In the evening he will drive his Alfa Romeo through poverty-stricken neighborhoods, cruising for rough trade and picking up 17-year-old Pino Pelosi, then journeys to the beach in Ostia, where he will be beaten up by a gang of hustlers, left unconscious in an almost crucified position, then run over by his own car, either inadvertently or deliberately by Pelosi. There remains much controversy about Pasolini's death. Many people claim it was a conspiracy, a political martyrdom for his subversive views, but Ferrara presents it in an almost operatic setting as a homophobic assault.
"Pasolini" abandons linear narrative. It's impressionistic, like a visual elegiac poem in a pastiche neo-documentary style. Anyone seeking biographical details about Pasolini will be frustrated, as it speaks primarily to those already familiar with his life and work. In the 22-minute bonus feature with Abel Ferrara and Willem Dafoe in conversation, they both claim this final day encapsulates his entire achievements and thinking. Ferrara saw Pasolini as his teacher and fellow fearless rebel spirit, relishing his quote, "My cinema is an explosion for my love of reality." He sees Pasolini as a prophet railing against the violence and consumerism of our times, echoing Pasolini's suggested title of his final interview, "We are all in danger."

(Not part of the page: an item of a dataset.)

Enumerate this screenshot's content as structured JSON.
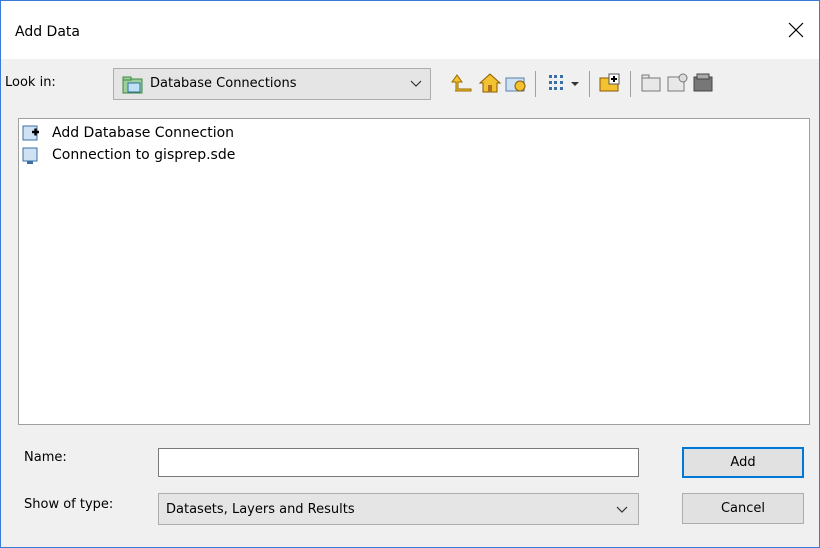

Starting with Pasolini, Dafoe, now 63, has begun a late-career renaissance, including his Oscar-nominated performances in "The Florida Project" (2017) and as Vincent Van Gogh in "Eternity's Gate" (2018). With his sunglasses and stern glances, Dafoe not only physically resembles Pasolini, and speaks both Italian and English, but convincingly captures his intellectual demeanor and his paradoxical nature, including both conservative and radical impulses. Dafoe gives a commanding performance, especially in the nearly unbearable end. No doubt this impulse explains Ferrara's decision to act out portions of both the unfinished "Petrolio," about a plane crash; and "Porno-Tel-Kolossal," an intriguing fantasia about two gay holy fools on a quest for the messiah who wander into a gay and lesbian community that comes together once a year to reproduce children. Unfortunately, these stories-within-a-story disturb the narrative leading to Pasolini's death, and seem more like Ferrara's meditations on Pasolini, a straight interpretation of gay Eros, than anything Pasolini might have made.
Still, Ferrara manages to strip away the myth and create a portrait of an artist who lived by his own rules and sought to expand the boundaries of cinema and language. For both Pasolini and Ferrara, all life is politics, including sex. We must still wait for a definitive screen biography of Pasolini, but despite its limitations, "Pasolini" the film makes clear why Pasolini the artist still has much to say to us in the 21st century.